### Page and application data records
******************************
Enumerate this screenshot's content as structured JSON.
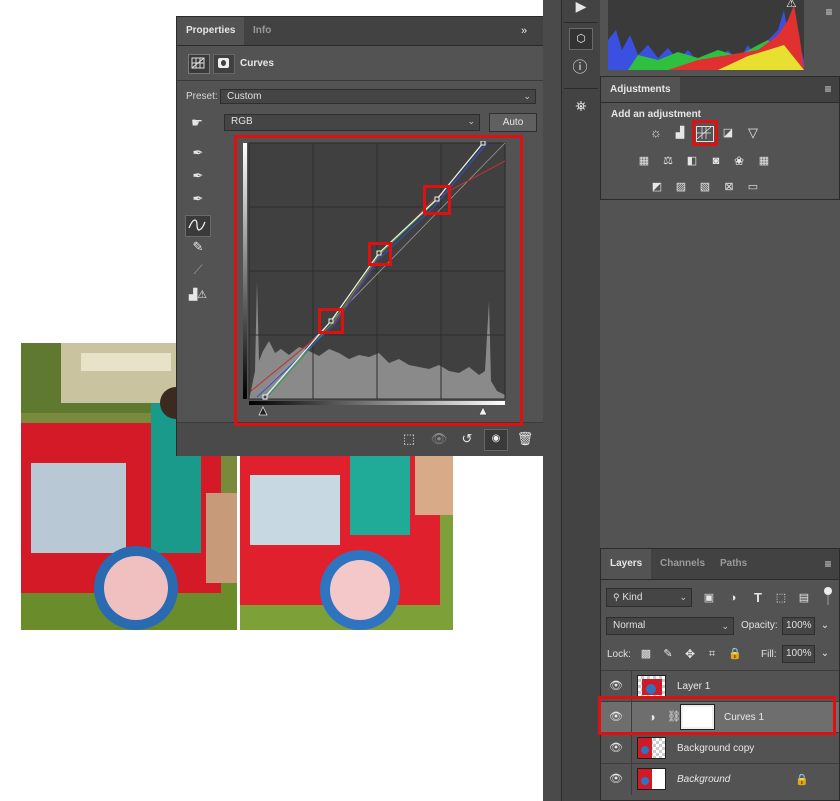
{
  "properties": {
    "tabs": [
      "Properties",
      "Info"
    ],
    "title": "Curves",
    "preset_label": "Preset:",
    "preset_value": "Custom",
    "channel_value": "RGB",
    "auto_label": "Auto"
  },
  "adjustments": {
    "tab": "Adjustments",
    "heading": "Add an adjustment"
  },
  "layers": {
    "tabs": [
      "Layers",
      "Channels",
      "Paths"
    ],
    "filter_kind": "Kind",
    "blend_mode": "Normal",
    "opacity_label": "Opacity:",
    "opacity_value": "100%",
    "lock_label": "Lock:",
    "fill_label": "Fill:",
    "fill_value": "100%",
    "items": [
      {
        "name": "Layer 1"
      },
      {
        "name": "Curves 1"
      },
      {
        "name": "Background copy"
      },
      {
        "name": "Background"
      }
    ]
  },
  "colors": {
    "panel_bg": "#535353",
    "highlight_red": "#e01010"
  }
}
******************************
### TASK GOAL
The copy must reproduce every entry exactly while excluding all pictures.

### TASK SOLUTION
Enumerate this screenshot's content as structured JSON.
{
  "properties": {
    "tabs": [
      "Properties",
      "Info"
    ],
    "title": "Curves",
    "preset_label": "Preset:",
    "preset_value": "Custom",
    "channel_value": "RGB",
    "auto_label": "Auto"
  },
  "adjustments": {
    "tab": "Adjustments",
    "heading": "Add an adjustment"
  },
  "layers": {
    "tabs": [
      "Layers",
      "Channels",
      "Paths"
    ],
    "filter_kind": "Kind",
    "blend_mode": "Normal",
    "opacity_label": "Opacity:",
    "opacity_value": "100%",
    "lock_label": "Lock:",
    "fill_label": "Fill:",
    "fill_value": "100%",
    "items": [
      {
        "name": "Layer 1"
      },
      {
        "name": "Curves 1"
      },
      {
        "name": "Background copy"
      },
      {
        "name": "Background"
      }
    ]
  },
  "colors": {
    "panel_bg": "#535353",
    "highlight_red": "#e01010"
  }
}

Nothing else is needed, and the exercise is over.